Iveagh Gardens, Dublin,
'Dreamcore' him/her partnership from Baltimore, Maryland. Their best songs have the hazy, untethered feeling of a waking dream. At their worst, they come off as indulgent and soporific. A bucolic park in the heart of leafy Dublin will chime with the music's pastroal throb, you suspect.
Workman's Club, Dublin, tomorrow (€10)
Electro-pop group from Dublin. Their songs are catchy – but not to the point where it grates.
Pavilion, Dublin, tomorrow (€18-21)
On a break from promoting a wonderful new solo record, Wicklow songwriter Sonny Condell leads the well-regarded 1970s trad band.
Iveagh Gardens, Dublin, Sunday (€35)
The Frames man tours his solo album Rhythm and Repose. Bizarre fact: LP stand-out Come Away to the Water was covered by Maroon 5 on the soundtrack to The Hunger Games. Consider our minds officially blown.
Róisín Dubh, Galway, Monday (€10)
The 'YouTube sensations' from Dublin ply agreeable indie pop with both eyes fixed on the mainstream.
Sugar Club, Dublin, Wednesday (€25)
Legendary 1970s soul figure, often likened to James Brown.
Leopardstown Racecourse, Thursday (€17.65)
The 1990s indie kids never really outgrow early smashes such as Uncle Pat, Goldfinger and Girl From Mars. When they called their debut album 1977 it was, in part, a youthful boast about how fresh-faced they were.
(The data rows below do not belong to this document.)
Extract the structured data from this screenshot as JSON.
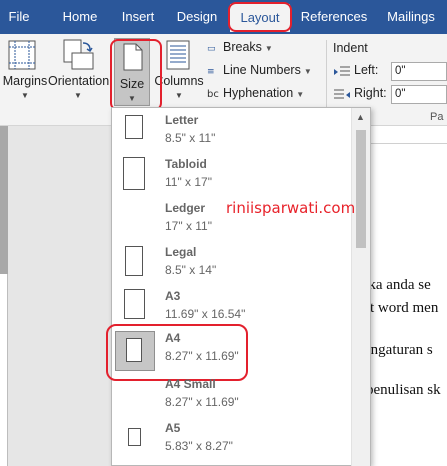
{
  "tabs": [
    {
      "label": "File",
      "active": false
    },
    {
      "label": "Home",
      "active": false
    },
    {
      "label": "Insert",
      "active": false
    },
    {
      "label": "Design",
      "active": false
    },
    {
      "label": "Layout",
      "active": true
    },
    {
      "label": "References",
      "active": false
    },
    {
      "label": "Mailings",
      "active": false
    }
  ],
  "ribbon": {
    "margins_label": "Margins",
    "orientation_label": "Orientation",
    "size_label": "Size",
    "columns_label": "Columns",
    "breaks_label": "Breaks",
    "line_numbers_label": "Line Numbers",
    "hyphenation_label": "Hyphenation",
    "indent": {
      "title": "Indent",
      "left_label": "Left:",
      "left_value": "0\"",
      "right_label": "Right:",
      "right_value": "0\""
    },
    "paragraph_group_label": "Pa"
  },
  "size_menu": {
    "items": [
      {
        "name": "Letter",
        "dims": "8.5\" x 11\"",
        "selected": false
      },
      {
        "name": "Tabloid",
        "dims": "11\" x 17\"",
        "selected": false
      },
      {
        "name": "Ledger",
        "dims": "17\" x 11\"",
        "selected": false
      },
      {
        "name": "Legal",
        "dims": "8.5\" x 14\"",
        "selected": false
      },
      {
        "name": "A3",
        "dims": "11.69\" x 16.54\"",
        "selected": false
      },
      {
        "name": "A4",
        "dims": "8.27\" x 11.69\"",
        "selected": true
      },
      {
        "name": "A4 Small",
        "dims": "8.27\" x 11.69\"",
        "selected": false
      },
      {
        "name": "A5",
        "dims": "5.83\" x 8.27\"",
        "selected": false
      }
    ]
  },
  "watermark": "riniisparwati.com",
  "document": {
    "lines": [
      "jika anda se",
      "ft word men",
      "engaturan s",
      "penulisan sk"
    ]
  },
  "colors": {
    "ribbon_tab_bg": "#2b579a",
    "highlight_red": "#e3202d"
  }
}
Now it makes them sound impossibly withered.
Ukelele Orchestra of Great Britain
National Concert Hall, Thursday (€16.20-35)
All the ukelele you can handle (and then some). Standards include Anarchy in the UK, Wuthering Heights, Theme from Shaft and My Way. They are twee, but not in an entirely horrible way.